Mass limit review for three-axle buses
Three-axle buses have recently been approved for operation at increased axle mass limits following a decision made in November 2018 by Transport Ministers. The announcement came following the National Transport Commission’s (NTC) three-axle bus mass limits review, which included research completed by Advantia into the pavement wear effects.
The decision will allow the gross limits of three-axle buses to increase from 20 tonnes to 22 tonnes, bringing Australia in line with international trends.
The National Transport Commission’s Acting Chief Executive, Dr Geoff Allan, gave two main reasons that there is a need for an increase in the gross mass allowances for three-axle buses.
Firstly, recent regulatory requirements around fitting specific equipment to provide improved passenger mobility, safety, and environmental impacts have the effect of increasing the base mass of the vehicle.
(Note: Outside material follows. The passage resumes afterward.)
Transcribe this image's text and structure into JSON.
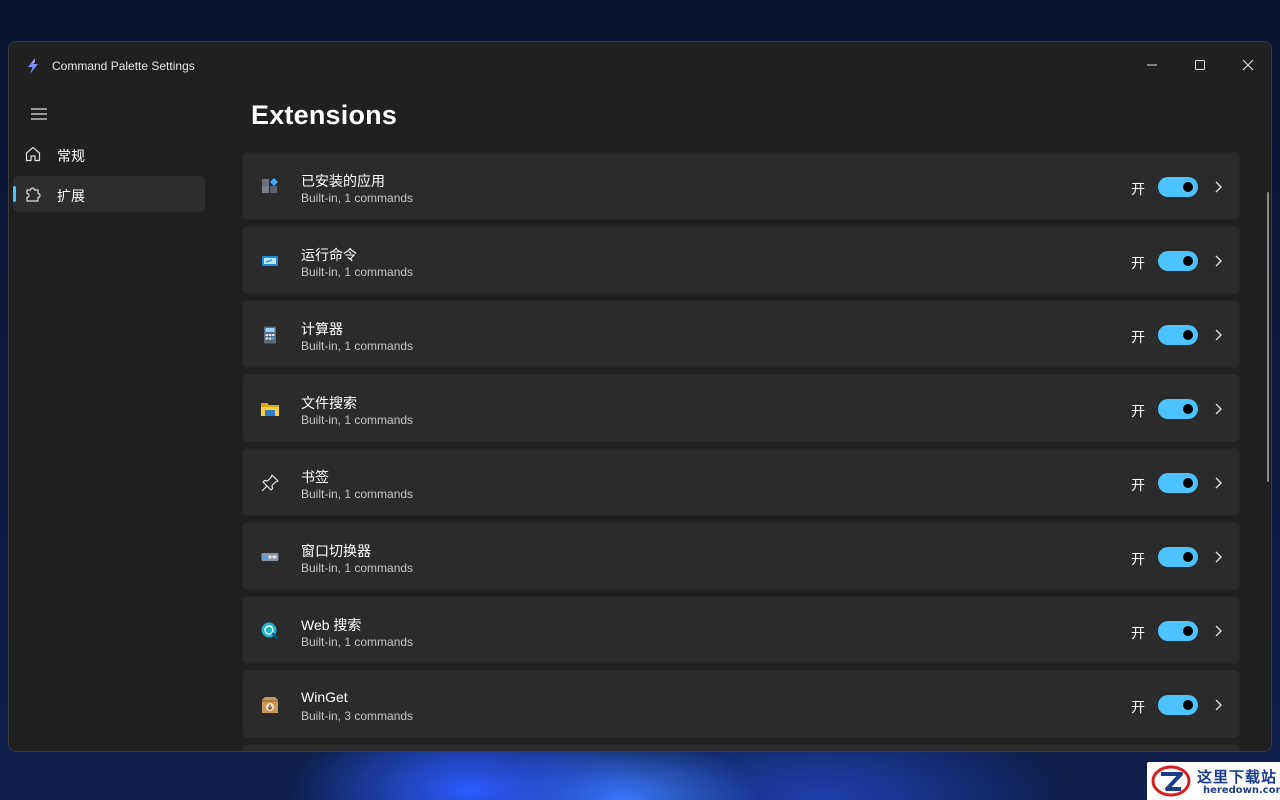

These were never considered when originally setting the mass limits.
Furthermore, when setting passenger limits, the number of passengers a bus can carry is based on an average weight for each passenger, which has not changed for some time. However, it has been found that the average weight of an Australian has now increased over time, while the number of passengers allowed on the buses have stayed the same.
As such, the combination of heavier buses and heavier people meant that the regulations were no longer aligned with the everyday use of the buses, particularly at peak hours.
To assist with changing the mass limits, Advantia was engaged to determine the marginal pavement wear effects of increasing the maximum axle loads on three-axle buses. To perform this assessment, Advantia compared the pavement wear effects of various scenarios. The assessment focused on determining the effects of four parameters on pavement wear:
- Gross Vehicle Mass (GVM)
- the mass split between the steer axle and the tandem group
- the mass split between the two axles within the tandem group
- tag/pusher axle tyre width.
In addition, Advantia compared the pavement wear effect of three-axle buses against currently operating two-axle bus configurations.
Advantia determined that three-axle buses produced lower pavement wear per tonne of GVM than two-axle buses. In addition, it was found that increasing the allowable GVM of a three-axle bus up to 22 tonnes would not cause more pavement wear than currently-operating two-axle buses.
The increase in mass limits will take effect once the Heavy Vehicle (Mass, Dimension and Loading) National Regulation is amended, which is expected to be this 2019.
The NTC project documents, including the NTC Discussion Paper and NTC Regulation Impact Statement, can be found here.
In an earlier related project for VicRoads, Advantia advised on a mass increase for two-axle buses, from 16 to 18 tonnes, which took effect in 2012.For this research and other information on Advantia’s past success stories, click here.
If you’d like to discuss this or any queries please Contact Advantia.